It is crucial that line managers work hard to build a strong relationship with any employess living with an MSD, and that they take responsibility for becoming more aware of the condition their employee is living with, and how it can have an impact on their role. Line managers must be proactive in asking how employees with MSDs can be supported in their role and be guided by employees in developing mutually beneficial employment solutions.
A call to action for employers
Improving the management and support for employees with MSDs will see employers reaping the benefits of increased productivity, employee engagement and reduced sickness absence. The Work Foundation’s report finds that individuals living and working with an MSD bear too much of the burden of ensuring they are able to manage their condition at work and challenges employers to do more.

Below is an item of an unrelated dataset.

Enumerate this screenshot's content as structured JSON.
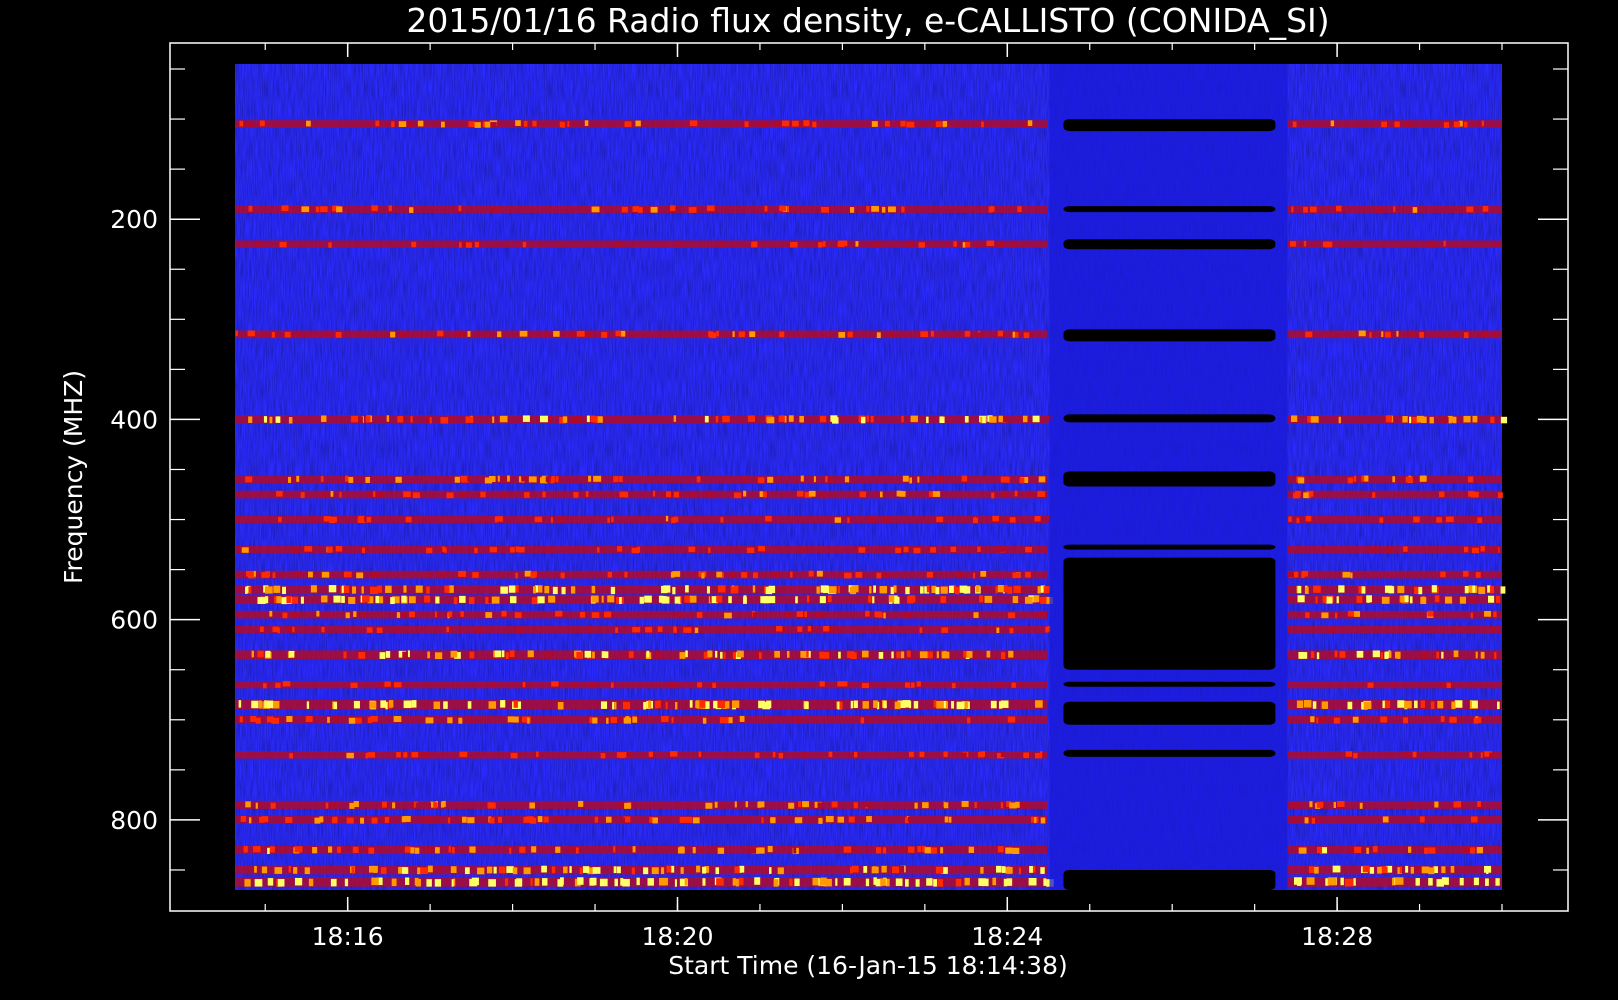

Employers have a legal obligation to provide reasonable adjustments to employees with a disability. To enable this, a positive employment relationship is required, where employees feel able to express any concerns they have regarding their MSD at work, and feel that their line manager is supportive, empathetic and reactive if they request necessary appropriate adjustments.
Line managers do not need to be “experts” in MSDs, however an awareness is needed to ensure positive employee wellbeing (both physical and mental) is maintained. Dialogue should also be encouraged to develop mutually beneficial solutions and ensure that employees with MSDs feel valued and integrated into the workforce. This is not new, radical thinking, it is the essence of ensuring the implementation of “good management”. Employees will benefit from improved wellbeing when the pressure to manage their condition at work themselves is removed, and employers will see improved engagement and productivity.
How we can help
Without a good absence management system in place, it is difficult to identify which individuals need support. Employers do have a duty of care to protect their employees, and by and large the majority of managers and HR personnel want to do their best for their team.
Absence management expert Adrian Lewis of www.activabsence.co.uk, said:
“absence management has a perception of being the proverbial ‘big stick’, but it is far more about identifying employees who need support than in ‘whipping people’ back to work. We work on the basis that there are lots of reasons for absence. Our software Activ Absence helps to identify those who really are in need of support, and by automating many of the mundane tasks, gives the HR Manager more time to use their skills in educating and informing line managers and preparing return to work plans.”
“Self-management of chronic musculoskeletal disorders and employment” by Kate Summers, Zofia Bajorek and Stephen Bevan, was published by The Work Foundation in 2014.
Please also see http://www.personneltoday.com/hr/line-managers-key-role-supporting-staff-musculoskeletal-disorders/?cmpid=NLC